(Task details) The records that follow are to be given again exactly. Do not carry over any image.

[[ Records shown open ]]

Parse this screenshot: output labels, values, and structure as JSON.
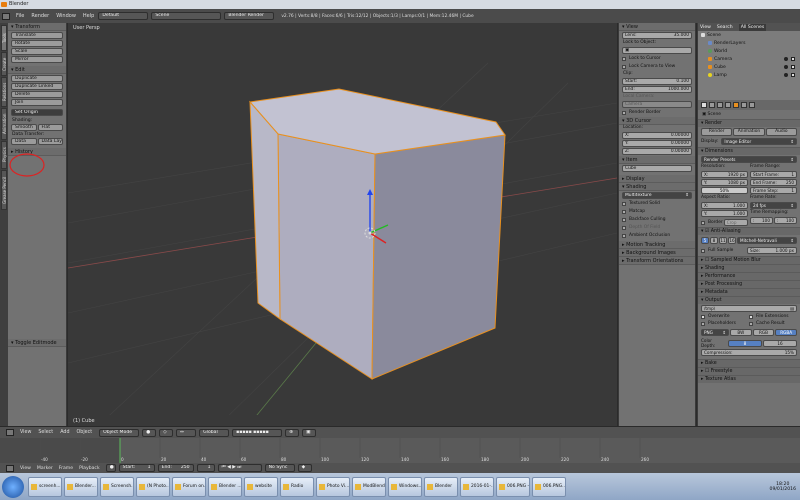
{
  "window": {
    "title": "Blender"
  },
  "info_header": {
    "menus": [
      "File",
      "Render",
      "Window",
      "Help"
    ],
    "layout": "Default",
    "scene": "Scene",
    "engine": "Blender Render",
    "stats": "v2.76 | Verts:8/8 | Faces:6/6 | Tris:12/12 | Objects:1/3 | Lamps:0/1 | Mem:12.46M | Cube"
  },
  "left_tabs": [
    "Tools",
    "Create",
    "Relations",
    "Animation",
    "Physics",
    "Grease Pencil"
  ],
  "tool_shelf": {
    "transform_header": "Transform",
    "transform_buttons": [
      "Translate",
      "Rotate",
      "Scale",
      "Mirror"
    ],
    "edit_header": "Edit",
    "edit_buttons": [
      "Duplicate",
      "Duplicate Linked",
      "Delete",
      "Join"
    ],
    "set_origin": "Set Origin",
    "shading_label": "Shading:",
    "smooth": "Smooth",
    "flat": "Flat",
    "data_transfer_label": "Data Transfer:",
    "data": "Data",
    "data_layout": "Data Layo",
    "history_header": "History",
    "toggle_editmode": "Toggle Editmode"
  },
  "viewport": {
    "label": "User Persp",
    "object_label": "(1) Cube"
  },
  "view_props": {
    "view_header": "View",
    "lens_label": "Lens:",
    "lens_value": "35.000",
    "lock_to_object": "Lock to Object:",
    "lock_to_cursor": "Lock to Cursor",
    "lock_camera_to_view": "Lock Camera to View",
    "clip_label": "Clip:",
    "clip_start_label": "Start:",
    "clip_start_value": "0.100",
    "clip_end_label": "End:",
    "clip_end_value": "1000.000",
    "local_camera": "Local Camera:",
    "camera_field": "Camera",
    "render_border": "Render Border",
    "cursor_header": "3D Cursor",
    "location_label": "Location:",
    "cursor": [
      {
        "axis": "X:",
        "value": "0.00000"
      },
      {
        "axis": "Y:",
        "value": "0.00000"
      },
      {
        "axis": "Z:",
        "value": "0.00000"
      }
    ],
    "item_header": "Item",
    "item_name": "Cube",
    "display_header": "Display",
    "shading_header": "Shading",
    "shading_mode": "Multitexture",
    "shading_opts": [
      "Textured Solid",
      "Matcap",
      "Backface Culling",
      "Depth Of Field",
      "Ambient Occlusion"
    ],
    "motion_tracking": "Motion Tracking",
    "background_images": "Background Images",
    "transform_orientations": "Transform Orientations"
  },
  "outliner": {
    "tabs": [
      "View",
      "Search",
      "All Scenes"
    ],
    "items": [
      "Scene",
      "RenderLayers",
      "World",
      "Camera",
      "Cube",
      "Lamp"
    ]
  },
  "render_props": {
    "scene_label": "Scene",
    "render_header": "Render",
    "render_btns": [
      "Render",
      "Animation",
      "Audio"
    ],
    "display_label": "Display:",
    "display_value": "Image Editor",
    "dimensions_header": "Dimensions",
    "render_presets": "Render Presets",
    "resolution_label": "Resolution:",
    "res_x": "1920 px",
    "res_y": "1080 px",
    "res_pct": "50%",
    "frame_range_label": "Frame Range:",
    "start_frame": "1",
    "end_frame": "250",
    "frame_step": "1",
    "aspect_label": "Aspect Ratio:",
    "aspect_x": "1.000",
    "aspect_y": "1.000",
    "frame_rate_label": "Frame Rate:",
    "frame_rate": "24 fps",
    "time_remap_label": "Time Remapping:",
    "remap_old": "100",
    "remap_new": "100",
    "border": "Border",
    "crop": "Crop",
    "aa_header": "Anti-Aliasing",
    "aa_samples": [
      "5",
      "8",
      "11",
      "16"
    ],
    "aa_filter": "Mitchell-Netravali",
    "full_sample": "Full Sample",
    "aa_size": "1.000 px",
    "collapsed": [
      "Sampled Motion Blur",
      "Shading",
      "Performance",
      "Post Processing",
      "Metadata"
    ],
    "output_header": "Output",
    "output_path": "/tmp\\",
    "overwrite": "Overwrite",
    "file_extensions": "File Extensions",
    "placeholders": "Placeholders",
    "cache_result": "Cache Result",
    "format": "PNG",
    "color_modes": [
      "BW",
      "RGB",
      "RGBA"
    ],
    "color_depth_label": "Color Depth:",
    "color_depths": [
      "8",
      "16"
    ],
    "compression_label": "Compression:",
    "compression_value": "15%",
    "collapsed2": [
      "Bake",
      "Freestyle",
      "Texture Atlas"
    ]
  },
  "view3d_header": {
    "menus": [
      "View",
      "Select",
      "Add",
      "Object"
    ],
    "mode": "Object Mode",
    "orientation": "Global"
  },
  "timeline": {
    "ticks": [
      "-40",
      "-20",
      "0",
      "20",
      "40",
      "60",
      "80",
      "100",
      "120",
      "140",
      "160",
      "180",
      "200",
      "220",
      "240",
      "260"
    ],
    "menus": [
      "View",
      "Marker",
      "Frame",
      "Playback"
    ],
    "start_label": "Start:",
    "start": "1",
    "end_label": "End:",
    "end": "250",
    "current": "1",
    "sync": "No Sync"
  },
  "taskbar": {
    "buttons": [
      "screenh...",
      "Blender...",
      "Screensh...",
      "(N Photo...",
      "Forum on...",
      "Blender ...",
      "website",
      "Radio",
      "Photo Vi...",
      "ModBlend...",
      "Windows...",
      "Blender",
      "2016-01-...",
      "006.PNG -...",
      "006.PNG..."
    ],
    "time": "18:20",
    "date": "09/01/2016"
  },
  "colors": {
    "accent_orange": "#e87d0d",
    "selected_blue": "#5680c2",
    "annotation_red": "#dd2222"
  }
}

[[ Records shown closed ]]

(Reply)
Parse this screenshot: output labels, values, and structure as JSON.
{
  "window": {
    "title": "Blender"
  },
  "info_header": {
    "menus": [
      "File",
      "Render",
      "Window",
      "Help"
    ],
    "layout": "Default",
    "scene": "Scene",
    "engine": "Blender Render",
    "stats": "v2.76 | Verts:8/8 | Faces:6/6 | Tris:12/12 | Objects:1/3 | Lamps:0/1 | Mem:12.46M | Cube"
  },
  "left_tabs": [
    "Tools",
    "Create",
    "Relations",
    "Animation",
    "Physics",
    "Grease Pencil"
  ],
  "tool_shelf": {
    "transform_header": "Transform",
    "transform_buttons": [
      "Translate",
      "Rotate",
      "Scale",
      "Mirror"
    ],
    "edit_header": "Edit",
    "edit_buttons": [
      "Duplicate",
      "Duplicate Linked",
      "Delete",
      "Join"
    ],
    "set_origin": "Set Origin",
    "shading_label": "Shading:",
    "smooth": "Smooth",
    "flat": "Flat",
    "data_transfer_label": "Data Transfer:",
    "data": "Data",
    "data_layout": "Data Layo",
    "history_header": "History",
    "toggle_editmode": "Toggle Editmode"
  },
  "viewport": {
    "label": "User Persp",
    "object_label": "(1) Cube"
  },
  "view_props": {
    "view_header": "View",
    "lens_label": "Lens:",
    "lens_value": "35.000",
    "lock_to_object": "Lock to Object:",
    "lock_to_cursor": "Lock to Cursor",
    "lock_camera_to_view": "Lock Camera to View",
    "clip_label": "Clip:",
    "clip_start_label": "Start:",
    "clip_start_value": "0.100",
    "clip_end_label": "End:",
    "clip_end_value": "1000.000",
    "local_camera": "Local Camera:",
    "camera_field": "Camera",
    "render_border": "Render Border",
    "cursor_header": "3D Cursor",
    "location_label": "Location:",
    "cursor": [
      {
        "axis": "X:",
        "value": "0.00000"
      },
      {
        "axis": "Y:",
        "value": "0.00000"
      },
      {
        "axis": "Z:",
        "value": "0.00000"
      }
    ],
    "item_header": "Item",
    "item_name": "Cube",
    "display_header": "Display",
    "shading_header": "Shading",
    "shading_mode": "Multitexture",
    "shading_opts": [
      "Textured Solid",
      "Matcap",
      "Backface Culling",
      "Depth Of Field",
      "Ambient Occlusion"
    ],
    "motion_tracking": "Motion Tracking",
    "background_images": "Background Images",
    "transform_orientations": "Transform Orientations"
  },
  "outliner": {
    "tabs": [
      "View",
      "Search",
      "All Scenes"
    ],
    "items": [
      "Scene",
      "RenderLayers",
      "World",
      "Camera",
      "Cube",
      "Lamp"
    ]
  },
  "render_props": {
    "scene_label": "Scene",
    "render_header": "Render",
    "render_btns": [
      "Render",
      "Animation",
      "Audio"
    ],
    "display_label": "Display:",
    "display_value": "Image Editor",
    "dimensions_header": "Dimensions",
    "render_presets": "Render Presets",
    "resolution_label": "Resolution:",
    "res_x": "1920 px",
    "res_y": "1080 px",
    "res_pct": "50%",
    "frame_range_label": "Frame Range:",
    "start_frame": "1",
    "end_frame": "250",
    "frame_step": "1",
    "aspect_label": "Aspect Ratio:",
    "aspect_x": "1.000",
    "aspect_y": "1.000",
    "frame_rate_label": "Frame Rate:",
    "frame_rate": "24 fps",
    "time_remap_label": "Time Remapping:",
    "remap_old": "100",
    "remap_new": "100",
    "border": "Border",
    "crop": "Crop",
    "aa_header": "Anti-Aliasing",
    "aa_samples": [
      "5",
      "8",
      "11",
      "16"
    ],
    "aa_filter": "Mitchell-Netravali",
    "full_sample": "Full Sample",
    "aa_size": "1.000 px",
    "collapsed": [
      "Sampled Motion Blur",
      "Shading",
      "Performance",
      "Post Processing",
      "Metadata"
    ],
    "output_header": "Output",
    "output_path": "/tmp\\",
    "overwrite": "Overwrite",
    "file_extensions": "File Extensions",
    "placeholders": "Placeholders",
    "cache_result": "Cache Result",
    "format": "PNG",
    "color_modes": [
      "BW",
      "RGB",
      "RGBA"
    ],
    "color_depth_label": "Color Depth:",
    "color_depths": [
      "8",
      "16"
    ],
    "compression_label": "Compression:",
    "compression_value": "15%",
    "collapsed2": [
      "Bake",
      "Freestyle",
      "Texture Atlas"
    ]
  },
  "view3d_header": {
    "menus": [
      "View",
      "Select",
      "Add",
      "Object"
    ],
    "mode": "Object Mode",
    "orientation": "Global"
  },
  "timeline": {
    "ticks": [
      "-40",
      "-20",
      "0",
      "20",
      "40",
      "60",
      "80",
      "100",
      "120",
      "140",
      "160",
      "180",
      "200",
      "220",
      "240",
      "260"
    ],
    "menus": [
      "View",
      "Marker",
      "Frame",
      "Playback"
    ],
    "start_label": "Start:",
    "start": "1",
    "end_label": "End:",
    "end": "250",
    "current": "1",
    "sync": "No Sync"
  },
  "taskbar": {
    "buttons": [
      "screenh...",
      "Blender...",
      "Screensh...",
      "(N Photo...",
      "Forum on...",
      "Blender ...",
      "website",
      "Radio",
      "Photo Vi...",
      "ModBlend...",
      "Windows...",
      "Blender",
      "2016-01-...",
      "006.PNG -...",
      "006.PNG..."
    ],
    "time": "18:20",
    "date": "09/01/2016"
  },
  "colors": {
    "accent_orange": "#e87d0d",
    "selected_blue": "#5680c2",
    "annotation_red": "#dd2222"
  }
}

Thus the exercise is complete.